Perhaps that is why I feel at home in places where people still get excited by the art of the narrative, the meaning of the narrative and want to know more about the narrators. That is why, in a world which reveres the emoji, we need to encourage words and art to flourish. But equally, it is why half of what passes for “new” ideas in art and literature, is actually regurgitated without acknowledgement by contemporary figures, because they have already forgotten yesterday.

How many ways can we describe our worlds? I would say, nearly 8 billion. Because we all see the world from our vantage points, our standpoints, and each one is slightly different. How many ways are there of being a human? 8 billion.

How many ways are there to dehumanize others? Not that many.

Maa, 1 Paisa, Kaushalya Bannerji, 2019

Political neglect and oppression, unchecked male entitlement and patriarchy, and the disparagement of formerly colonized people– especially black, indigenous and brown, always looks more or less the same, and sounds it too. Whether insulting African men by calling them “Boy! as I witnessed regularly in Amsterdam, or throwing acid on women, as is the practice with women who are seen as transgressors in South Asia, or blinding protestors in a visceral fascist response to those who have witnessed neoliberal glory at the barrel of a gun in Chile, or those simple citizens of Mexico who co-exist with fear and deprivation in the same house, all over the world the possibility of the human story is being destroyed by human cruelty to those considered less than human. And this human cruelty is rooted in two things,  profit— which needs deprivation and fear, to be in the red– and domination to make that profit. 
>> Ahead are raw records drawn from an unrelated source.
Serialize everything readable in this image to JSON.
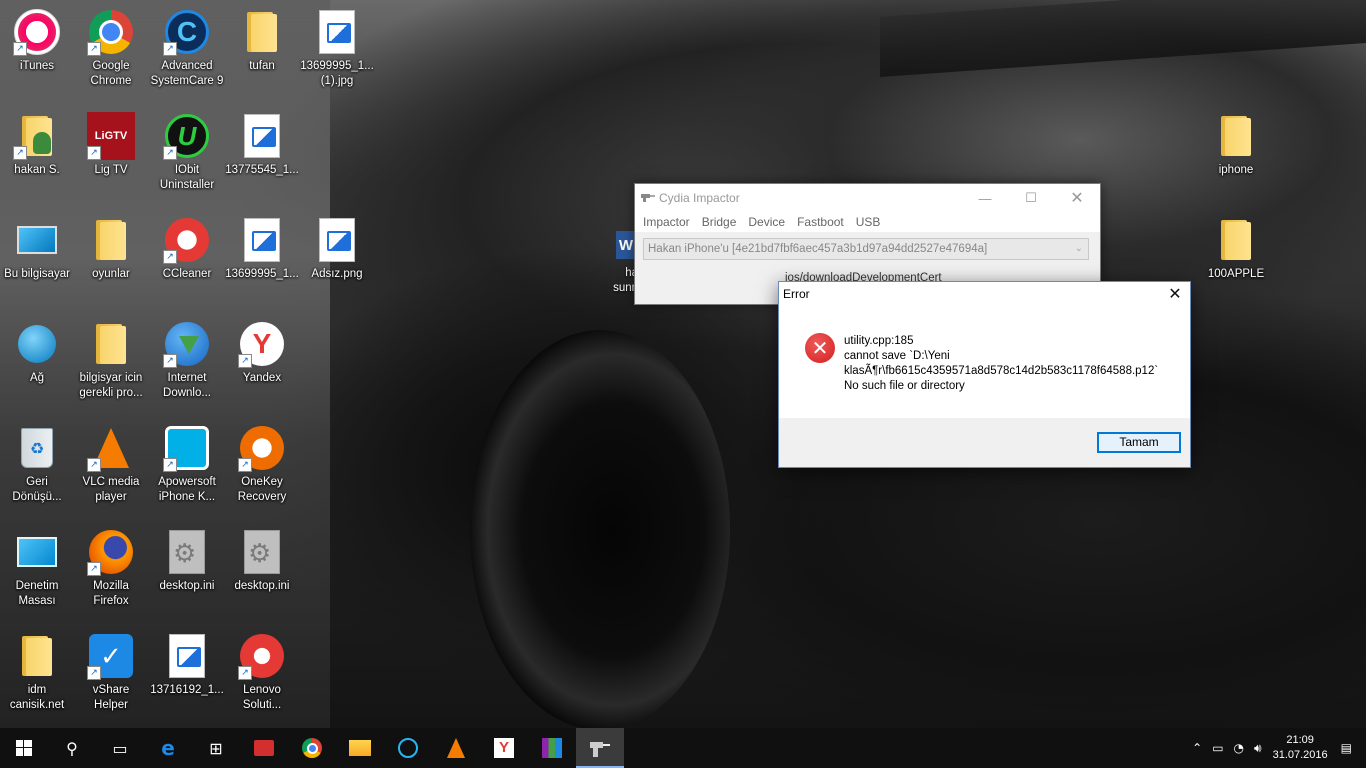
{
  "desktop": {
    "icons": [
      {
        "label": "iTunes",
        "icon": "itunes-icon"
      },
      {
        "label": "Google\nChrome",
        "icon": "chrome-icon"
      },
      {
        "label": "Advanced\nSystemCare 9",
        "icon": "advanced-systemcare-icon"
      },
      {
        "label": "tufan",
        "icon": "folder-icon"
      },
      {
        "label": "13699995_1...\n(1).jpg",
        "icon": "image-file-icon"
      },
      {
        "label": "hakan S.",
        "icon": "user-folder-icon"
      },
      {
        "label": "Lig TV",
        "icon": "ligtv-icon"
      },
      {
        "label": "IObit\nUninstaller",
        "icon": "iobit-uninstaller-icon"
      },
      {
        "label": "13775545_1...",
        "icon": "image-file-icon"
      },
      {
        "label": "Bu bilgisayar",
        "icon": "computer-icon"
      },
      {
        "label": "oyunlar",
        "icon": "folder-icon"
      },
      {
        "label": "CCleaner",
        "icon": "ccleaner-icon"
      },
      {
        "label": "13699995_1...",
        "icon": "image-file-icon"
      },
      {
        "label": "Adsız.png",
        "icon": "image-file-icon"
      },
      {
        "label": "Ağ",
        "icon": "network-icon"
      },
      {
        "label": "bilgisyar icin\ngerekli pro...",
        "icon": "folder-icon"
      },
      {
        "label": "Internet\nDownlo...",
        "icon": "internet-download-manager-icon"
      },
      {
        "label": "Yandex",
        "icon": "yandex-icon"
      },
      {
        "label": "Geri\nDönüşü...",
        "icon": "recycle-bin-icon"
      },
      {
        "label": "VLC media\nplayer",
        "icon": "vlc-icon"
      },
      {
        "label": "Apowersoft\niPhone K...",
        "icon": "apowersoft-icon"
      },
      {
        "label": "OneKey\nRecovery",
        "icon": "onekey-recovery-icon"
      },
      {
        "label": "Denetim\nMasası",
        "icon": "control-panel-icon"
      },
      {
        "label": "Mozilla\nFirefox",
        "icon": "firefox-icon"
      },
      {
        "label": "desktop.ini",
        "icon": "settings-file-icon"
      },
      {
        "label": "desktop.ini",
        "icon": "settings-file-icon"
      },
      {
        "label": "idm\ncanisik.net",
        "icon": "folder-icon"
      },
      {
        "label": "vShare\nHelper",
        "icon": "vshare-icon"
      },
      {
        "label": "13716192_1...",
        "icon": "image-file-icon"
      },
      {
        "label": "Lenovo\nSoluti...",
        "icon": "lenovo-solutions-icon"
      },
      {
        "label": "iphone",
        "icon": "folder-icon"
      },
      {
        "label": "100APPLE",
        "icon": "folder-icon"
      }
    ],
    "partial_word_label": "ha\nsunn"
  },
  "impactor": {
    "title": "Cydia Impactor",
    "menu": [
      "Impactor",
      "Bridge",
      "Device",
      "Fastboot",
      "USB"
    ],
    "device": "Hakan iPhone'u [4e21bd7fbf6aec457a3b1d97a94dd2527e47694a]",
    "status": "ios/downloadDevelopmentCert"
  },
  "error_dialog": {
    "title": "Error",
    "lines": [
      "utility.cpp:185",
      "cannot save `D:\\Yeni",
      "klasÃ¶r\\fb6615c4359571a8d578c14d2b583c1178f64588.p12`",
      "No such file or directory"
    ],
    "ok_label": "Tamam"
  },
  "taskbar": {
    "clock_time": "21:09",
    "clock_date": "31.07.2016"
  },
  "colors": {
    "accent": "#0078d7",
    "error_red": "#d21f1f",
    "taskbar_bg": "#101010"
  }
}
Hung Out to Dry, Kaushalya Bannerji, 2019

I think the time is coming when we will realize that there are other ways to “succeed”. Breathing oxygen is already reserved for those who can afford it, in the hellish world of the Third World bourgeoisie with their Honeywell air purifiers, oxygen bars, and N99 masks (which, by the way, make a great profit for those same corporations that spew genocidal chemicals into the air). 
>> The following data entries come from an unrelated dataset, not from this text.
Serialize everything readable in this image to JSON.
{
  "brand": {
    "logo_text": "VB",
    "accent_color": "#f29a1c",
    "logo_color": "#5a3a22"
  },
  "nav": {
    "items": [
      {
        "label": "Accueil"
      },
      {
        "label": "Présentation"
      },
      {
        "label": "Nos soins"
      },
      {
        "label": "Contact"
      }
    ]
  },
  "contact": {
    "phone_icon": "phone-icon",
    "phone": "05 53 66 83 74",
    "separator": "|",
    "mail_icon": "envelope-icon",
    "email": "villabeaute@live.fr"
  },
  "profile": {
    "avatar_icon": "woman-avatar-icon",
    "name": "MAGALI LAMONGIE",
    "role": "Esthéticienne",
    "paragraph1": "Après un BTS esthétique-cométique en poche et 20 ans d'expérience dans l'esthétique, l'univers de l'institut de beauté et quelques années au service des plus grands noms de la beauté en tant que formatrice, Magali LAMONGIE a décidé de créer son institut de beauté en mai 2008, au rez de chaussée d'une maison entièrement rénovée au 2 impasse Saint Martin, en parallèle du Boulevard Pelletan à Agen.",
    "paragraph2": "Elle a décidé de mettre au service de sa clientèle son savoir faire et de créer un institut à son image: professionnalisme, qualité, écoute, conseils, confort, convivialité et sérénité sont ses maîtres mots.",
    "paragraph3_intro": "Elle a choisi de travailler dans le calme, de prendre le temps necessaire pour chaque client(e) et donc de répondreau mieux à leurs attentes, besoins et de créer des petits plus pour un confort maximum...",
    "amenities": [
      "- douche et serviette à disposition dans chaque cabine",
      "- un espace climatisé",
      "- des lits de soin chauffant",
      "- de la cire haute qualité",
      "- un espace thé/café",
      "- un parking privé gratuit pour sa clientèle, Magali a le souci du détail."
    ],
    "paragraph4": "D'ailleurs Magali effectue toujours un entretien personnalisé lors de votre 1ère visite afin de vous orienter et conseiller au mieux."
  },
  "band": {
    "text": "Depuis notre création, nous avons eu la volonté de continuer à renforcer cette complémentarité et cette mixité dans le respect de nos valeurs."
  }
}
I  recently heard a story about a man who polished marble floors for a living in high-rises that are being built at a flying pace. He worked, as do millions of others, without a “health and safety” committee, in bare feet, with no mask, and for a pittance. When he dropped dead, they took him to the crematorium and his entire body burnt except his lungs. Why? They had hardened into cement and marble from all the dust the poor man had inhaled. What horror indeed. 
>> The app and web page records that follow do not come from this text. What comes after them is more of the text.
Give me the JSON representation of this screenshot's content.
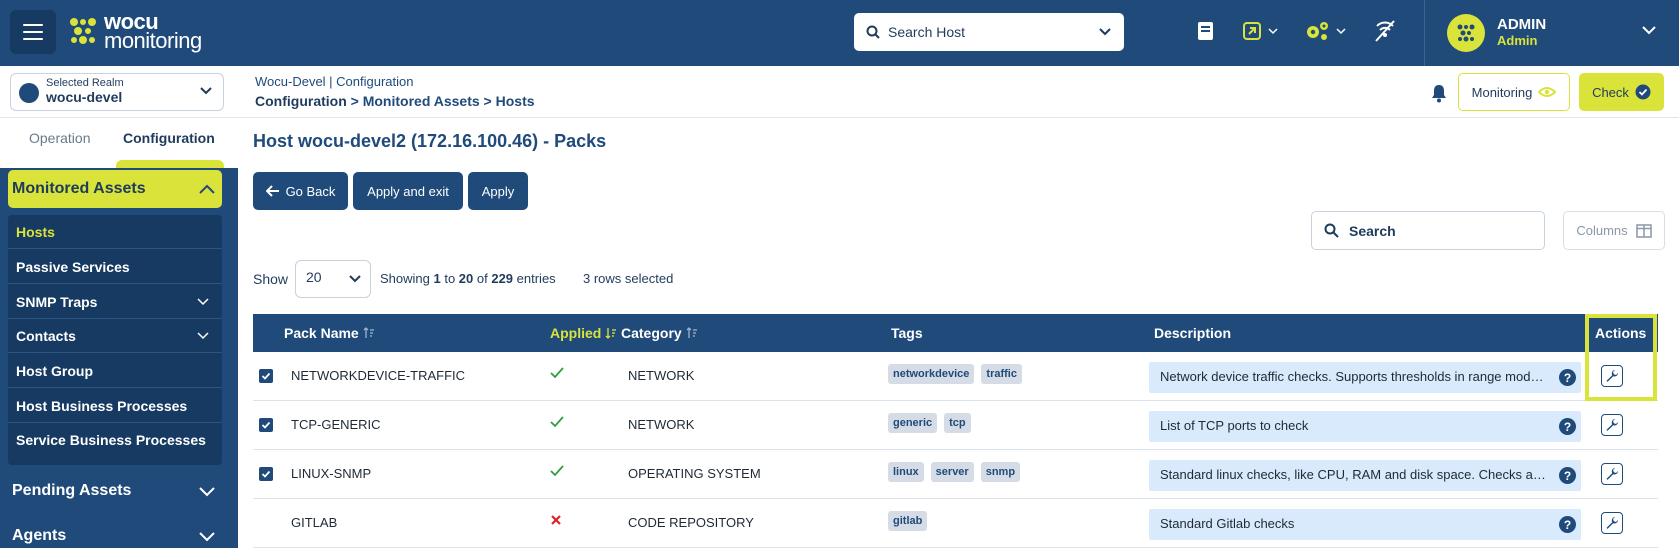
{
  "brand": {
    "line1": "wocu",
    "line2": "monitoring"
  },
  "header": {
    "search_host": "Search Host",
    "user": {
      "name": "ADMIN",
      "role": "Admin"
    }
  },
  "sidebar": {
    "realm": {
      "label": "Selected Realm",
      "value": "wocu-devel"
    },
    "tabs": {
      "operation": "Operation",
      "configuration": "Configuration"
    },
    "monitored_assets": "Monitored Assets",
    "items": [
      {
        "label": "Hosts"
      },
      {
        "label": "Passive Services"
      },
      {
        "label": "SNMP Traps"
      },
      {
        "label": "Contacts"
      },
      {
        "label": "Host Group"
      },
      {
        "label": "Host Business Processes"
      },
      {
        "label": "Service Business Processes"
      }
    ],
    "pending_assets": "Pending Assets",
    "agents": "Agents"
  },
  "breadcrumb": {
    "top": "Wocu-Devel | Configuration",
    "path_first": "Configuration",
    "path_rest": " > Monitored Assets > Hosts"
  },
  "topright": {
    "monitoring": "Monitoring",
    "check": "Check"
  },
  "page": {
    "title": "Host wocu-devel2 (172.16.100.46) - Packs",
    "go_back": "Go Back",
    "apply_exit": "Apply and exit",
    "apply": "Apply",
    "search": "Search",
    "columns": "Columns",
    "show_label": "Show",
    "show_value": "20",
    "showing": {
      "prefix": "Showing ",
      "from": "1",
      "to_word": " to ",
      "to": "20",
      "of_word": " of ",
      "total": "229",
      "suffix": " entries"
    },
    "rows_selected": "3 rows selected"
  },
  "table": {
    "headers": {
      "pack_name": "Pack Name",
      "applied": "Applied",
      "category": "Category",
      "tags": "Tags",
      "description": "Description",
      "actions": "Actions"
    },
    "rows": [
      {
        "checked": true,
        "name": "NETWORKDEVICE-TRAFFIC",
        "applied": true,
        "category": "NETWORK",
        "tags": [
          "networkdevice",
          "traffic"
        ],
        "description": "Network device traffic checks. Supports thresholds in range mode and percent"
      },
      {
        "checked": true,
        "name": "TCP-GENERIC",
        "applied": true,
        "category": "NETWORK",
        "tags": [
          "generic",
          "tcp"
        ],
        "description": "List of TCP ports to check"
      },
      {
        "checked": true,
        "name": "LINUX-SNMP",
        "applied": true,
        "category": "OPERATING SYSTEM",
        "tags": [
          "linux",
          "server",
          "snmp"
        ],
        "description": "Standard linux checks, like CPU, RAM and disk space. Checks are done by SNMP"
      },
      {
        "checked": false,
        "name": "GITLAB",
        "applied": false,
        "category": "CODE REPOSITORY",
        "tags": [
          "gitlab"
        ],
        "description": "Standard Gitlab checks"
      }
    ]
  },
  "colors": {
    "navy": "#1f4a7a",
    "accent": "#d9e33a",
    "applied_yes": "#2e9e3c",
    "applied_no": "#e0202a"
  }
}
If there’s no bread for the poor, there’ll be no peace for the rich

What is going to happen to all those who buy and sell the bodies and labour power of the poor, when the poor are unable to breathe, to see, to move their mosquito and tick infested joints, to respond to commands as they lose their neurological faculties to insect-borne illness and chemical genocide? 

As the old song says, “we are born on the same earth, we have the same blood in our veins and the same sky is above us”.  And they have not yet built that surveillance camera or satellite that can see our souls, though they may demonize our very bodies.